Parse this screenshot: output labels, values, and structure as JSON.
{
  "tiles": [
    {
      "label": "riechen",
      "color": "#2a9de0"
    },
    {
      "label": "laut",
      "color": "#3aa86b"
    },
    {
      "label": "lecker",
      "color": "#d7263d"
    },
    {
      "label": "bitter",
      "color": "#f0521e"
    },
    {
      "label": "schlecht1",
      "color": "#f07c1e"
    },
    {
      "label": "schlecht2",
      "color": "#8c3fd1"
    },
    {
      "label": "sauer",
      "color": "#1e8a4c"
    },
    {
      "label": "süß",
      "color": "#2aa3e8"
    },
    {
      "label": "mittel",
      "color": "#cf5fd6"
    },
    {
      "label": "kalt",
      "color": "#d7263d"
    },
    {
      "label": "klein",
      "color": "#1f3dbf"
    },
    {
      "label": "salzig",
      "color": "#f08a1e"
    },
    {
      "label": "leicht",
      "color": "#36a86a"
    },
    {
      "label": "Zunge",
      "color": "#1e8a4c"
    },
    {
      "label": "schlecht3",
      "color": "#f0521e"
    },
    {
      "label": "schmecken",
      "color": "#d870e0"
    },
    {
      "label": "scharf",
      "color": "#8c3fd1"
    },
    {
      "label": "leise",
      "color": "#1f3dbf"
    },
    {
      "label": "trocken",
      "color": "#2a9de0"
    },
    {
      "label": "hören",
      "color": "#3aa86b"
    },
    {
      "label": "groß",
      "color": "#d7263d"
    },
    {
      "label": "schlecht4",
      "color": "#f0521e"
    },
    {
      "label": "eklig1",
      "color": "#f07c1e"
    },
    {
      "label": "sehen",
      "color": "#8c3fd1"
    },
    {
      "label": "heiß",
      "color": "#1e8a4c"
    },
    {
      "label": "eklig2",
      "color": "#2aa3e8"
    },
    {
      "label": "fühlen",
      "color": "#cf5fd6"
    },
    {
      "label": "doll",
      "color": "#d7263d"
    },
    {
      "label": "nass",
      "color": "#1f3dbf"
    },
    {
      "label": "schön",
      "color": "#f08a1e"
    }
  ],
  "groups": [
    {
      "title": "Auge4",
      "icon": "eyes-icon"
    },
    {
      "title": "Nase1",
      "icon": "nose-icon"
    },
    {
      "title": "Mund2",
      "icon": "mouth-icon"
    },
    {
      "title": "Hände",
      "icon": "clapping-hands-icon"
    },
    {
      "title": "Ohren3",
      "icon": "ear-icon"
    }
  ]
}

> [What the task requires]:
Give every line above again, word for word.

> [Written answer]:
Parse this screenshot: output labels, values, and structure as JSON.
{
  "tiles": [
    {
      "label": "riechen",
      "color": "#2a9de0"
    },
    {
      "label": "laut",
      "color": "#3aa86b"
    },
    {
      "label": "lecker",
      "color": "#d7263d"
    },
    {
      "label": "bitter",
      "color": "#f0521e"
    },
    {
      "label": "schlecht1",
      "color": "#f07c1e"
    },
    {
      "label": "schlecht2",
      "color": "#8c3fd1"
    },
    {
      "label": "sauer",
      "color": "#1e8a4c"
    },
    {
      "label": "süß",
      "color": "#2aa3e8"
    },
    {
      "label": "mittel",
      "color": "#cf5fd6"
    },
    {
      "label": "kalt",
      "color": "#d7263d"
    },
    {
      "label": "klein",
      "color": "#1f3dbf"
    },
    {
      "label": "salzig",
      "color": "#f08a1e"
    },
    {
      "label": "leicht",
      "color": "#36a86a"
    },
    {
      "label": "Zunge",
      "color": "#1e8a4c"
    },
    {
      "label": "schlecht3",
      "color": "#f0521e"
    },
    {
      "label": "schmecken",
      "color": "#d870e0"
    },
    {
      "label": "scharf",
      "color": "#8c3fd1"
    },
    {
      "label": "leise",
      "color": "#1f3dbf"
    },
    {
      "label": "trocken",
      "color": "#2a9de0"
    },
    {
      "label": "hören",
      "color": "#3aa86b"
    },
    {
      "label": "groß",
      "color": "#d7263d"
    },
    {
      "label": "schlecht4",
      "color": "#f0521e"
    },
    {
      "label": "eklig1",
      "color": "#f07c1e"
    },
    {
      "label": "sehen",
      "color": "#8c3fd1"
    },
    {
      "label": "heiß",
      "color": "#1e8a4c"
    },
    {
      "label": "eklig2",
      "color": "#2aa3e8"
    },
    {
      "label": "fühlen",
      "color": "#cf5fd6"
    },
    {
      "label": "doll",
      "color": "#d7263d"
    },
    {
      "label": "nass",
      "color": "#1f3dbf"
    },
    {
      "label": "schön",
      "color": "#f08a1e"
    }
  ],
  "groups": [
    {
      "title": "Auge4",
      "icon": "eyes-icon"
    },
    {
      "title": "Nase1",
      "icon": "nose-icon"
    },
    {
      "title": "Mund2",
      "icon": "mouth-icon"
    },
    {
      "title": "Hände",
      "icon": "clapping-hands-icon"
    },
    {
      "title": "Ohren3",
      "icon": "ear-icon"
    }
  ]
}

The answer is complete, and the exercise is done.